|Issue: January 1, 2008
SWAY BRINGS LIFE TO 'AFTER PARTY'
CITY, CA - Sway Studio (www.swaystudio.com)
recently added life and spirit to Chandon Sparkling Wine’s latest commercial, After
Party, out of agency Dentsu America. By
combining detailed character animation with high dynamic range imaging (HDRI)
and their own photogrammetry techniques, Sway helped to capture a private
moment between two characters, evolving from a Chandon bottle’s wire cage and
foil, as they share a secret dance among CG candles, chilled bottles of Chandon
and sparkling city lights.
directed a professional live action tango duo to create the performance that
was used for the wire characters. Because the dancers became so intertwined,
Sway opted to use motion capture techniques, instead of multi-camera video
reference. To provide the correct quality of movement, Sway used the motion
capture data applied to the wire characters as a reference to animate the hero
wire characters in 3D space.
wire characters were moving in 3D via motion capture, Sway owner and creative
director Mark Glaser, who also served as the spot’s director, shot action
coverage as if he had a virtual camera crew and dancers on stage. “It was
important to me that the characters were shot using techniques that would be
used if I were shooting real dancers,” Glaser notes. “I didn’t want live action
plate shots of a life size camera trying to capture angles looking into the
dancers’ miniature world. To help immerse the audience in that world, I wanted
the camera to dance with the characters and move at their scale as if we had a
six-inch tall film crew.” Glaser
says the challenge throughout the project was to evoke passion and emotion from

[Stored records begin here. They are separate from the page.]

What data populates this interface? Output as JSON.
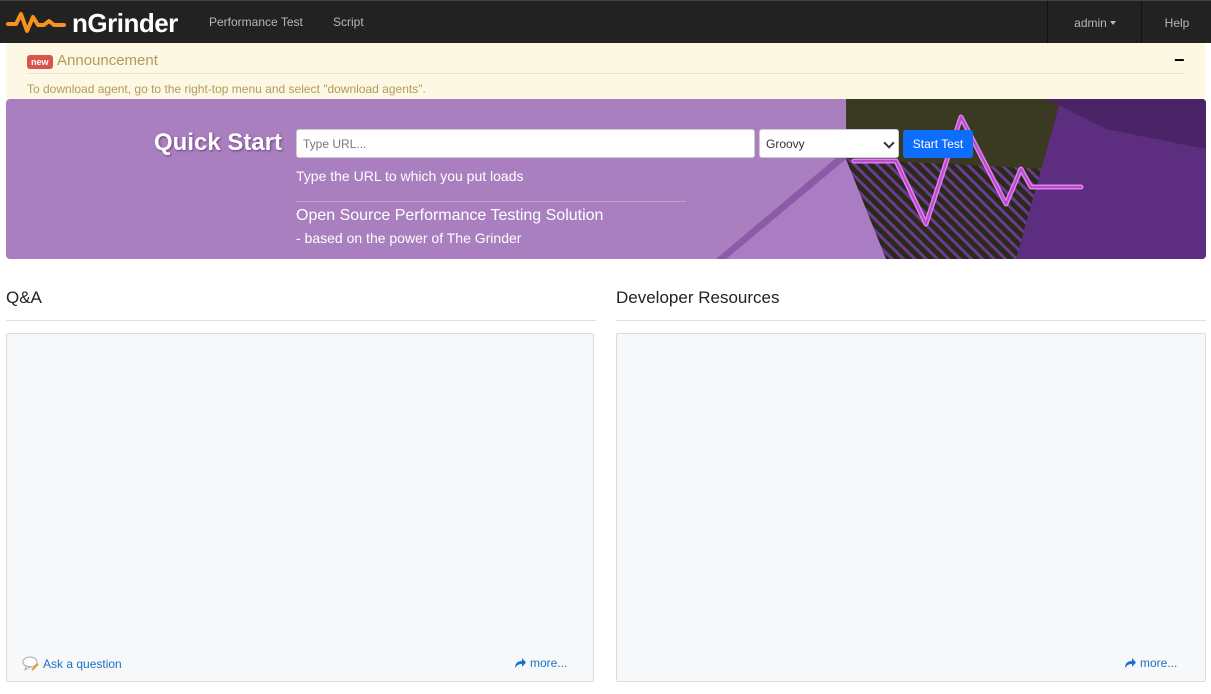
{
  "app": {
    "brand": "nGrinder",
    "colors": {
      "navbar": "#222222",
      "brand_orange": "#f7931e",
      "banner": "#a97fc0",
      "primary": "#0d6efd",
      "link": "#1a73c8",
      "announcement_bg": "#fcf8e3"
    }
  },
  "navbar": {
    "items": [
      {
        "label": "Performance Test"
      },
      {
        "label": "Script"
      }
    ],
    "user_menu": "admin",
    "help": "Help"
  },
  "announcement": {
    "badge": "new",
    "title": "Announcement",
    "collapse_icon": "minus",
    "text": "To download agent, go to the right-top menu and select \"download agents\"."
  },
  "quick_start": {
    "title": "Quick Start",
    "url_placeholder": "Type URL...",
    "script_type": "Groovy",
    "start_button": "Start Test",
    "hint": "Type the URL to which you put loads",
    "tagline": "Open Source Performance Testing Solution",
    "subtitle": "- based on the power of The Grinder"
  },
  "sections": {
    "qa": {
      "title": "Q&A",
      "ask_link": "Ask a question",
      "more_link": "more..."
    },
    "dev": {
      "title": "Developer Resources",
      "more_link": "more..."
    }
  }
}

characters made simply from foil and wire.
By taking the motion capture data and reworking the dance
moves to fit the wire figures, Sway was able to bring out the passionate

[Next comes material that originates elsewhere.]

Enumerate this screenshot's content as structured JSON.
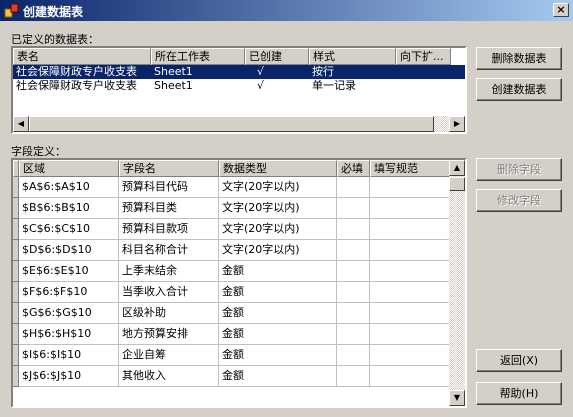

interaction that gave them life. Because the characters are essentially stick
figures without faces, all acting had to come through via body language. “The
camera was used as much as possible to enhance the performance, such as when
the female character was spun out into a perfectly framed pose,” Glaser says.
“Working with choreographer JoAnn Jansen and the dancers to rehearse bold dance
moves that would translate clearly with these characters was instrumental to
the process as well.”
complete freedom in shooting the dance sequence, Sway recreated the entire
interior location, including the champagne bottles, table candles and twinkling
city lights, using their own photoreal CG, HDRI, compositing and photogrammetry
techniques. The end result is a spot that is almost entirely computer generated
as only seven of the 24 shots contain live action. The
studio used Nuke for compositing, Scratch for color grading, V-Ray for lighting
and rendering, and After Effects for logo treatment. Autodesk 3DS Max 9 was
used as the primary animation tool while Lumonix Puppetshop was used for final
character rigging and animation.